* [YOUR ASSIGNMENT]:
Every record below is to be retyped exactly, with the pictures left out.

[Stored dataset items]
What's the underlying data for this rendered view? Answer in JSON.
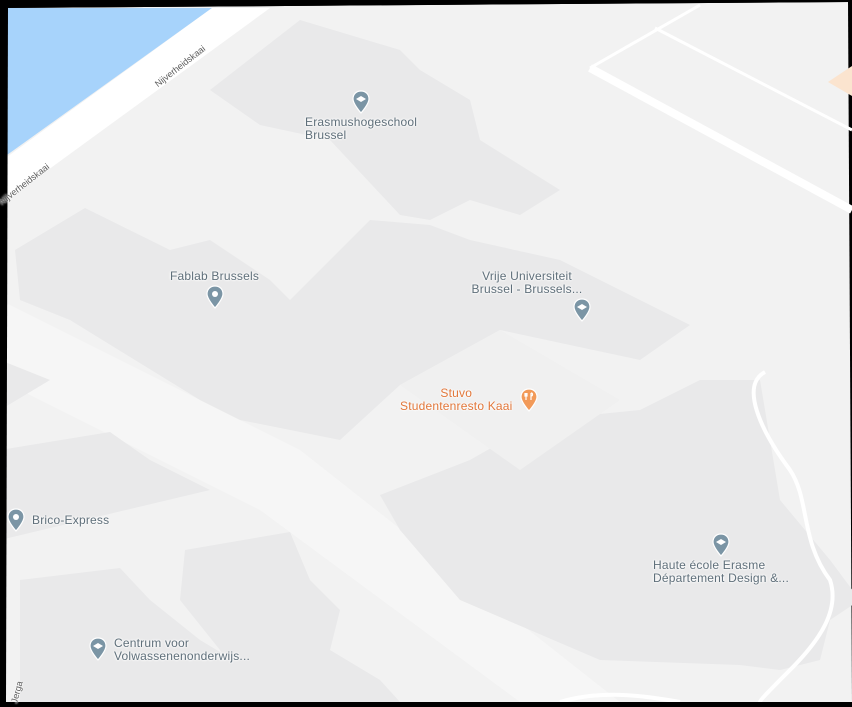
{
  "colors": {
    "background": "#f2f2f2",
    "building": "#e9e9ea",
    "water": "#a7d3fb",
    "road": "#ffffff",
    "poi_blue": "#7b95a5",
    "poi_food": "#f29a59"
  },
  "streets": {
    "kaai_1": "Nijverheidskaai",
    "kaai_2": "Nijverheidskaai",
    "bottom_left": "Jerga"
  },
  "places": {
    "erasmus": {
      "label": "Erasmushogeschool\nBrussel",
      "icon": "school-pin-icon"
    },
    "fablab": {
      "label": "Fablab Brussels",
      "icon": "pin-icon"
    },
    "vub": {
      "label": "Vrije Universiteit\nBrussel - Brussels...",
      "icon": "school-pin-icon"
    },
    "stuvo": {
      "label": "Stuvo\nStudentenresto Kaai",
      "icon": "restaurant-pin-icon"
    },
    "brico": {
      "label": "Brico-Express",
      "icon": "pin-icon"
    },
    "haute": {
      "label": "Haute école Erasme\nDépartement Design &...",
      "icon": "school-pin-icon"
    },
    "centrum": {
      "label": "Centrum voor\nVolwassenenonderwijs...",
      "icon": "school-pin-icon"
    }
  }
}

* [ANSWER BELOW]:
What's the underlying data for this rendered view? Answer in JSON.
{
  "colors": {
    "background": "#f2f2f2",
    "building": "#e9e9ea",
    "water": "#a7d3fb",
    "road": "#ffffff",
    "poi_blue": "#7b95a5",
    "poi_food": "#f29a59"
  },
  "streets": {
    "kaai_1": "Nijverheidskaai",
    "kaai_2": "Nijverheidskaai",
    "bottom_left": "Jerga"
  },
  "places": {
    "erasmus": {
      "label": "Erasmushogeschool\nBrussel",
      "icon": "school-pin-icon"
    },
    "fablab": {
      "label": "Fablab Brussels",
      "icon": "pin-icon"
    },
    "vub": {
      "label": "Vrije Universiteit\nBrussel - Brussels...",
      "icon": "school-pin-icon"
    },
    "stuvo": {
      "label": "Stuvo\nStudentenresto Kaai",
      "icon": "restaurant-pin-icon"
    },
    "brico": {
      "label": "Brico-Express",
      "icon": "pin-icon"
    },
    "haute": {
      "label": "Haute école Erasme\nDépartement Design &...",
      "icon": "school-pin-icon"
    },
    "centrum": {
      "label": "Centrum voor\nVolwassenenonderwijs...",
      "icon": "school-pin-icon"
    }
  }
}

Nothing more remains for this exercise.